Task description ▸
An exact reprint of the listing is required, with no pictures included.

─── Data supplied ───

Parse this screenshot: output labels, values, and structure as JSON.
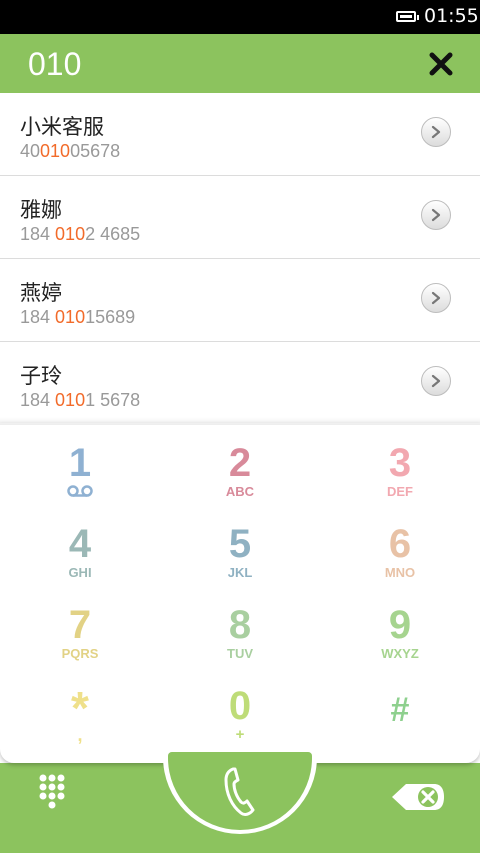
{
  "status_bar": {
    "time": "01:55"
  },
  "header": {
    "query": "010",
    "close_icon": "close-icon"
  },
  "results": [
    {
      "name": "小米客服",
      "number_pre": "40",
      "number_match": "010",
      "number_post": "05678"
    },
    {
      "name": "雅娜",
      "number_pre": "184 ",
      "number_match": "010",
      "number_post": "2 4685"
    },
    {
      "name": "燕婷",
      "number_pre": "184 ",
      "number_match": "010",
      "number_post": "15689"
    },
    {
      "name": "子玲",
      "number_pre": "184 ",
      "number_match": "010",
      "number_post": "1 5678"
    }
  ],
  "keypad": {
    "keys": [
      {
        "digit": "1",
        "letters": "",
        "color": "#8fb1d2"
      },
      {
        "digit": "2",
        "letters": "ABC",
        "color": "#d88a9a"
      },
      {
        "digit": "3",
        "letters": "DEF",
        "color": "#f2a8b0"
      },
      {
        "digit": "4",
        "letters": "GHI",
        "color": "#9bb8b6"
      },
      {
        "digit": "5",
        "letters": "JKL",
        "color": "#8fb1c2"
      },
      {
        "digit": "6",
        "letters": "MNO",
        "color": "#e8c2a6"
      },
      {
        "digit": "7",
        "letters": "PQRS",
        "color": "#e2d285"
      },
      {
        "digit": "8",
        "letters": "TUV",
        "color": "#a9cfa0"
      },
      {
        "digit": "9",
        "letters": "WXYZ",
        "color": "#a6d48f"
      },
      {
        "digit": "*",
        "letters": ",",
        "color": "#efe08a"
      },
      {
        "digit": "0",
        "letters": "+",
        "color": "#bedc78"
      },
      {
        "digit": "#",
        "letters": "",
        "color": "#8ed08e"
      }
    ]
  },
  "colors": {
    "accent": "#8cc35e",
    "match_highlight": "#f26b2a"
  },
  "icons": {
    "voicemail": "voicemail-icon",
    "call": "phone-handset-icon",
    "keypad_toggle": "keypad-grid-icon",
    "delete": "backspace-icon",
    "detail": "chevron-right-icon"
  }
}
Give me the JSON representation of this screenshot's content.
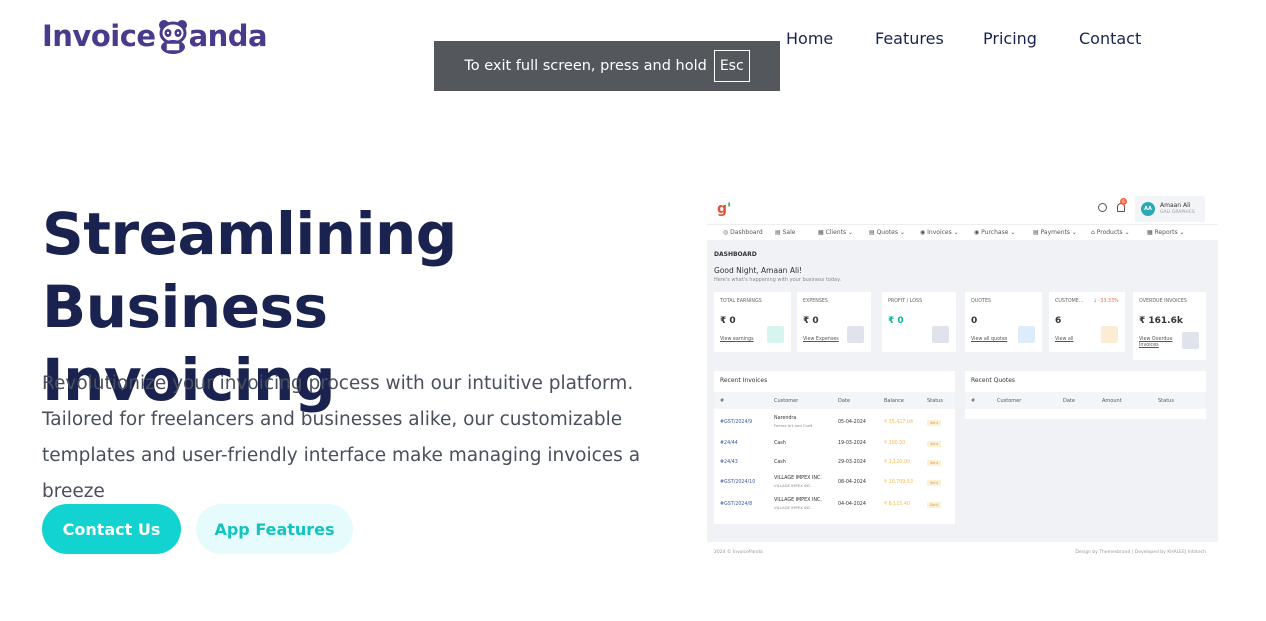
{
  "header": {
    "logo_text_left": "Invoice",
    "logo_text_right": "anda",
    "nav": [
      "Home",
      "Features",
      "Pricing",
      "Contact"
    ]
  },
  "fullscreen_toast": {
    "text": "To exit full screen, press and hold",
    "key": "Esc"
  },
  "hero": {
    "title_line1": "Streamlining Business",
    "title_line2": "Invoicing",
    "desc_line1": "Revolutionize your invoicing process with our intuitive platform.",
    "desc_line2": "Tailored for freelancers and businesses alike, our customizable",
    "desc_line3": "templates and user-friendly interface make managing invoices a breeze",
    "primary_button": "Contact Us",
    "secondary_button": "App Features"
  },
  "dashboard": {
    "user_name": "Amaan Ali",
    "user_company": "GALI GRAPHICS",
    "user_initials": "AA",
    "notification_count": "6",
    "menu": [
      "Dashboard",
      "Sale",
      "Clients",
      "Quotes",
      "Invoices",
      "Purchase",
      "Payments",
      "Products",
      "Reports"
    ],
    "heading": "DASHBOARD",
    "greeting": "Good Night, Amaan Ali!",
    "subtitle": "Here's what's happening with your business today.",
    "cards": [
      {
        "label": "TOTAL EARNINGS",
        "value": "₹ 0",
        "link": "View earnings",
        "icon": "dollar-icon",
        "color": "#d6f5ef"
      },
      {
        "label": "EXPENSES",
        "value": "₹ 0",
        "link": "View Expenses",
        "icon": "wallet-icon",
        "color": "#e0e3ec"
      },
      {
        "label": "PROFIT / LOSS",
        "value": "₹ 0",
        "link": "",
        "icon": "wallet-icon",
        "color": "#e0e3ec"
      },
      {
        "label": "QUOTES",
        "value": "0",
        "link": "View all quotes",
        "icon": "bag-icon",
        "color": "#dcecfb"
      },
      {
        "label": "CUSTOME...",
        "pct": "↓ -33.33%",
        "value": "6",
        "link": "View all",
        "icon": "user-icon",
        "color": "#fdecd4"
      },
      {
        "label": "OVERDUE INVOICES",
        "value": "₹ 161.6k",
        "link": "View Overdue Invoices",
        "icon": "wallet-icon",
        "color": "#e0e3ec"
      }
    ],
    "recent_invoices": {
      "title": "Recent Invoices",
      "columns": [
        "#",
        "Customer",
        "Date",
        "Balance",
        "Status"
      ],
      "rows": [
        {
          "id": "#GST/2024/9",
          "customer": "Narendra",
          "customer_sub": "Feeroz Art and Craft",
          "date": "05-04-2024",
          "balance": "₹ 35,427.04",
          "status": "Sent"
        },
        {
          "id": "#24/44",
          "customer": "Cash",
          "customer_sub": "",
          "date": "19-03-2024",
          "balance": "₹ 300.00",
          "status": "Sent"
        },
        {
          "id": "#24/43",
          "customer": "Cash",
          "customer_sub": "",
          "date": "29-03-2024",
          "balance": "₹ 1,120.00",
          "status": "Sent"
        },
        {
          "id": "#GST/2024/10",
          "customer": "VILLAGE IMPEX INC.",
          "customer_sub": "VILLAGE IMPEX INC.",
          "date": "08-04-2024",
          "balance": "₹ 10,709.53",
          "status": "Sent"
        },
        {
          "id": "#GST/2024/8",
          "customer": "VILLAGE IMPEX INC.",
          "customer_sub": "VILLAGE IMPEX INC.",
          "date": "04-04-2024",
          "balance": "₹ 8,115.40",
          "status": "Sent"
        }
      ]
    },
    "recent_quotes": {
      "title": "Recent Quotes",
      "columns": [
        "#",
        "Customer",
        "Date",
        "Amount",
        "Status"
      ]
    },
    "footer_left": "2024 © InvoicePanda.",
    "footer_right": "Design by Themesbrand | Developed by KHALEEJ Infotech"
  }
}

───

Expected output ▸
Parse this screenshot: output labels, values, and structure as JSON.
{
  "status_bar": {
    "time": "01:55"
  },
  "header": {
    "query": "010",
    "close_icon": "close-icon"
  },
  "results": [
    {
      "name": "小米客服",
      "number_pre": "40",
      "number_match": "010",
      "number_post": "05678"
    },
    {
      "name": "雅娜",
      "number_pre": "184 ",
      "number_match": "010",
      "number_post": "2 4685"
    },
    {
      "name": "燕婷",
      "number_pre": "184 ",
      "number_match": "010",
      "number_post": "15689"
    },
    {
      "name": "子玲",
      "number_pre": "184 ",
      "number_match": "010",
      "number_post": "1 5678"
    }
  ],
  "keypad": {
    "keys": [
      {
        "digit": "1",
        "letters": "",
        "color": "#8fb1d2"
      },
      {
        "digit": "2",
        "letters": "ABC",
        "color": "#d88a9a"
      },
      {
        "digit": "3",
        "letters": "DEF",
        "color": "#f2a8b0"
      },
      {
        "digit": "4",
        "letters": "GHI",
        "color": "#9bb8b6"
      },
      {
        "digit": "5",
        "letters": "JKL",
        "color": "#8fb1c2"
      },
      {
        "digit": "6",
        "letters": "MNO",
        "color": "#e8c2a6"
      },
      {
        "digit": "7",
        "letters": "PQRS",
        "color": "#e2d285"
      },
      {
        "digit": "8",
        "letters": "TUV",
        "color": "#a9cfa0"
      },
      {
        "digit": "9",
        "letters": "WXYZ",
        "color": "#a6d48f"
      },
      {
        "digit": "*",
        "letters": ",",
        "color": "#efe08a"
      },
      {
        "digit": "0",
        "letters": "+",
        "color": "#bedc78"
      },
      {
        "digit": "#",
        "letters": "",
        "color": "#8ed08e"
      }
    ]
  },
  "colors": {
    "accent": "#8cc35e",
    "match_highlight": "#f26b2a"
  },
  "icons": {
    "voicemail": "voicemail-icon",
    "call": "phone-handset-icon",
    "keypad_toggle": "keypad-grid-icon",
    "delete": "backspace-icon",
    "detail": "chevron-right-icon"
  }
}
Give me the JSON representation of this screenshot's content.
{
  "header": {
    "logo_text_left": "Invoice",
    "logo_text_right": "anda",
    "nav": [
      "Home",
      "Features",
      "Pricing",
      "Contact"
    ]
  },
  "fullscreen_toast": {
    "text": "To exit full screen, press and hold",
    "key": "Esc"
  },
  "hero": {
    "title_line1": "Streamlining Business",
    "title_line2": "Invoicing",
    "desc_line1": "Revolutionize your invoicing process with our intuitive platform.",
    "desc_line2": "Tailored for freelancers and businesses alike, our customizable",
    "desc_line3": "templates and user-friendly interface make managing invoices a breeze",
    "primary_button": "Contact Us",
    "secondary_button": "App Features"
  },
  "dashboard": {
    "user_name": "Amaan Ali",
    "user_company": "GALI GRAPHICS",
    "user_initials": "AA",
    "notification_count": "6",
    "menu": [
      "Dashboard",
      "Sale",
      "Clients",
      "Quotes",
      "Invoices",
      "Purchase",
      "Payments",
      "Products",
      "Reports"
    ],
    "heading": "DASHBOARD",
    "greeting": "Good Night, Amaan Ali!",
    "subtitle": "Here's what's happening with your business today.",
    "cards": [
      {
        "label": "TOTAL EARNINGS",
        "value": "₹ 0",
        "link": "View earnings",
        "icon": "dollar-icon",
        "color": "#d6f5ef"
      },
      {
        "label": "EXPENSES",
        "value": "₹ 0",
        "link": "View Expenses",
        "icon": "wallet-icon",
        "color": "#e0e3ec"
      },
      {
        "label": "PROFIT / LOSS",
        "value": "₹ 0",
        "link": "",
        "icon": "wallet-icon",
        "color": "#e0e3ec"
      },
      {
        "label": "QUOTES",
        "value": "0",
        "link": "View all quotes",
        "icon": "bag-icon",
        "color": "#dcecfb"
      },
      {
        "label": "CUSTOME...",
        "pct": "↓ -33.33%",
        "value": "6",
        "link": "View all",
        "icon": "user-icon",
        "color": "#fdecd4"
      },
      {
        "label": "OVERDUE INVOICES",
        "value": "₹ 161.6k",
        "link": "View Overdue Invoices",
        "icon": "wallet-icon",
        "color": "#e0e3ec"
      }
    ],
    "recent_invoices": {
      "title": "Recent Invoices",
      "columns": [
        "#",
        "Customer",
        "Date",
        "Balance",
        "Status"
      ],
      "rows": [
        {
          "id": "#GST/2024/9",
          "customer": "Narendra",
          "customer_sub": "Feeroz Art and Craft",
          "date": "05-04-2024",
          "balance": "₹ 35,427.04",
          "status": "Sent"
        },
        {
          "id": "#24/44",
          "customer": "Cash",
          "customer_sub": "",
          "date": "19-03-2024",
          "balance": "₹ 300.00",
          "status": "Sent"
        },
        {
          "id": "#24/43",
          "customer": "Cash",
          "customer_sub": "",
          "date": "29-03-2024",
          "balance": "₹ 1,120.00",
          "status": "Sent"
        },
        {
          "id": "#GST/2024/10",
          "customer": "VILLAGE IMPEX INC.",
          "customer_sub": "VILLAGE IMPEX INC.",
          "date": "08-04-2024",
          "balance": "₹ 10,709.53",
          "status": "Sent"
        },
        {
          "id": "#GST/2024/8",
          "customer": "VILLAGE IMPEX INC.",
          "customer_sub": "VILLAGE IMPEX INC.",
          "date": "04-04-2024",
          "balance": "₹ 8,115.40",
          "status": "Sent"
        }
      ]
    },
    "recent_quotes": {
      "title": "Recent Quotes",
      "columns": [
        "#",
        "Customer",
        "Date",
        "Amount",
        "Status"
      ]
    },
    "footer_left": "2024 © InvoicePanda.",
    "footer_right": "Design by Themesbrand | Developed by KHALEEJ Infotech"
  }
}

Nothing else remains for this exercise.